Currently there are 449 banks (those that have a bank or a bank and trust license); 115 trust companies (trust companies with no banking license); 521 captive (internal company- or association-owned) insurance companies; 2,892 regulated mutual funds; and approximately 59,922 registered companies in the Cayman Islands. The nation's racial harmony and strong social fabric, its decision to retain its strong links with Britain, its minimal regulation of companies and trusts, and its sound governmental policies that create an economically rewarding environment for the majority, have made the financial industry successful. It is this mix of tourism and finance that has enabled the nation to avoid the pitfalls of putting all its eggs in one proverbial basket.
In 1999, thirty-three years after the establishment of the first tourist Board, tourism figures spilled over the one million mark. A renewed vision of tourism's economic potential, coupled with a long-term tourism management plan has taken the Cayman Islands into the new millennium. This vision focuses on controlled growth and the preservation of natural, cultural and heritage sites.

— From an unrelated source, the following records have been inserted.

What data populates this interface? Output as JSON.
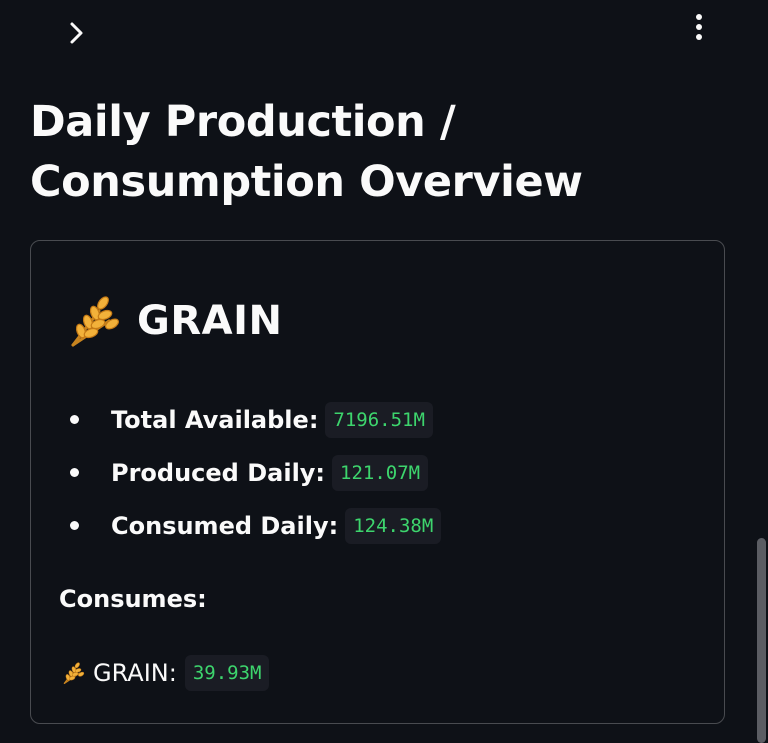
{
  "topbar": {
    "expand_icon": "chevron-right-icon",
    "menu_icon": "vertical-ellipsis-icon"
  },
  "page": {
    "title": "Daily Production / Consumption Overview"
  },
  "resource": {
    "icon": "wheat-sheaf-icon",
    "name": "GRAIN",
    "stats": [
      {
        "label": "Total Available:",
        "value": "7196.51M"
      },
      {
        "label": "Produced Daily:",
        "value": "121.07M"
      },
      {
        "label": "Consumed Daily:",
        "value": "124.38M"
      }
    ],
    "consumes_heading": "Consumes:",
    "consumes": [
      {
        "icon": "wheat-sheaf-icon",
        "label": "GRAIN:",
        "value": "39.93M"
      }
    ]
  },
  "colors": {
    "background": "#0e1117",
    "text": "#fafafa",
    "code_text": "#3dd56d",
    "code_background": "#1a1c24",
    "card_border": "#4a4d55"
  }
}
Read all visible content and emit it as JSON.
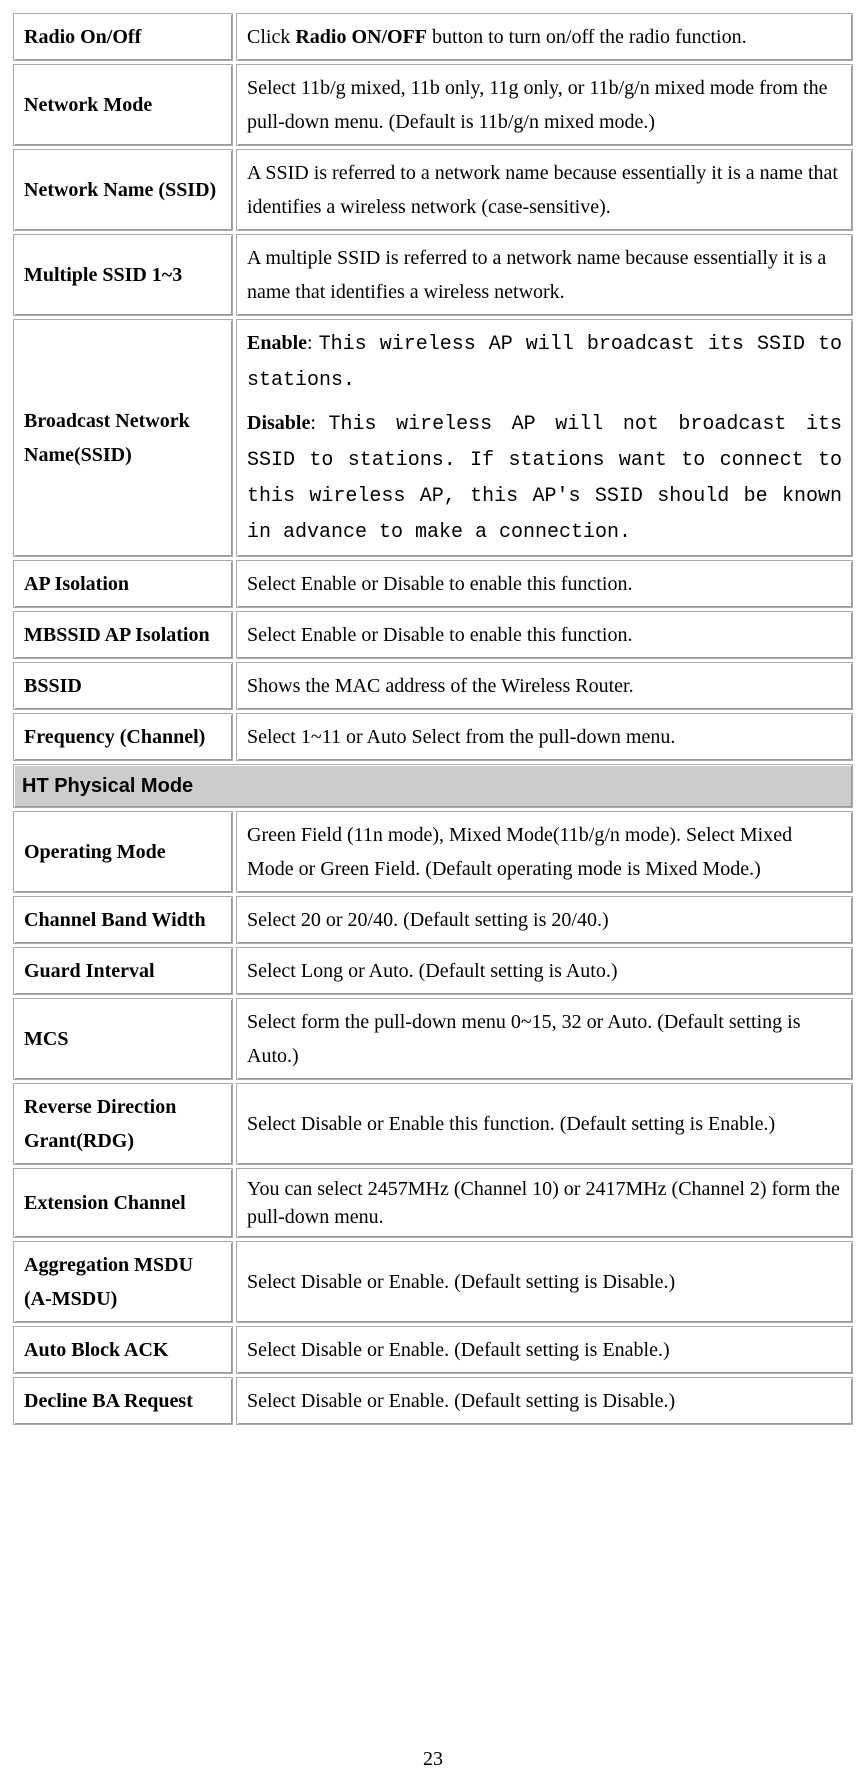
{
  "rows1": [
    {
      "label": "Radio On/Off",
      "desc_pre": "Click ",
      "desc_bold": "Radio ON/OFF",
      "desc_post": " button to turn on/off the radio function."
    },
    {
      "label": "Network Mode",
      "desc": "Select 11b/g mixed, 11b only, 11g only, or 11b/g/n mixed mode from the pull-down menu. (Default is 11b/g/n mixed mode.)"
    },
    {
      "label": "Network Name (SSID)",
      "desc": "A SSID is referred to a network name because essentially it is a name that identifies a wireless network (case-sensitive)."
    },
    {
      "label": "Multiple SSID 1~3",
      "desc": "A multiple SSID is referred to a network name because essentially it is a name that identifies a wireless network."
    }
  ],
  "broadcast": {
    "label": "Broadcast Network Name(SSID)",
    "enable_label": "Enable",
    "enable_text": "This wireless AP will broadcast its SSID to stations.",
    "disable_label": "Disable",
    "disable_text": "This wireless AP will not broadcast its SSID to stations. If stations want to connect to this wireless AP, this AP's SSID should be known in advance to make a connection."
  },
  "rows2": [
    {
      "label": "AP Isolation",
      "desc": "Select Enable or Disable to enable this function."
    },
    {
      "label": "MBSSID AP Isolation",
      "desc": "Select Enable or Disable to enable this function."
    },
    {
      "label": "BSSID",
      "desc": "Shows the MAC address of the Wireless  Router."
    },
    {
      "label": "Frequency (Channel)",
      "desc": "Select 1~11 or Auto Select from the pull-down menu."
    }
  ],
  "section_header": "HT Physical Mode",
  "rows3": [
    {
      "label": "Operating Mode",
      "desc": "Green Field (11n mode), Mixed Mode(11b/g/n mode). Select Mixed Mode or Green Field. (Default operating mode is Mixed Mode.)"
    },
    {
      "label": "Channel Band Width",
      "desc": "Select 20 or 20/40. (Default setting is 20/40.)"
    },
    {
      "label": "Guard Interval",
      "desc": "Select Long or Auto. (Default setting is Auto.)"
    },
    {
      "label": "MCS",
      "desc": "Select form the pull-down menu 0~15, 32 or Auto. (Default setting is Auto.)"
    },
    {
      "label": "Reverse Direction Grant(RDG)",
      "desc": "Select Disable or Enable this function. (Default setting is Enable.)"
    },
    {
      "label": "Extension Channel",
      "desc": "You can select 2457MHz (Channel 10) or 2417MHz (Channel 2) form the pull-down menu."
    },
    {
      "label": "Aggregation MSDU (A-MSDU)",
      "desc": "Select Disable or Enable. (Default setting is Disable.)"
    },
    {
      "label": "Auto Block ACK",
      "desc": "Select Disable or Enable. (Default setting is Enable.)"
    },
    {
      "label": "Decline BA Request",
      "desc": "Select Disable or Enable. (Default setting is Disable.)"
    }
  ],
  "page_number": "23"
}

Among numerous preservation projects are the Boatswain Beach Development and the Blue Iguana Conservation Programme. Boatswain Beach is a wildly popular but sometimes misunderstood tourist attraction which cultivates, literally and figuratively, Caymans’ national symbol. But it also operates a breed and release program that reintroduces green sea turtles into the wild. The creatures who first caught the eye of Christopher Columbus, who sustained seamen and Caymanians for over a century, whose pursuit took Caymanians into distant waters and taught them the craft of mariners, and whose depletion turned Caymanian eyes outward to seek new ways to prosper, will hopefully thrive and again swim freely in the safe haven of Cayman's waters. The turtle is a most worthy metaphor.
The Blue Iguana Recovery Programme is dedicated to preserving the world’s most endangered iguana, the Grand Cayman Blue Iguana; the program combines education, fundraising, and habitat enhancement to improve breeding success. The Cayman Island's National Trust is working to pull the Grand Cayman Blue Iguana back from the brink of extinction. With only 10-25 of the original population left in the wild, it is difficult to overstate the achievement of the Programme, with its successful hatching of some 87 youngsters this year alone, and steps being taken to restore the population in the wild. Given the ongoing success of this Programme, the establishment of a protected area of suitable iguana habitat is being sought to ensure the survival of these unique, colorful and charismatic creatures.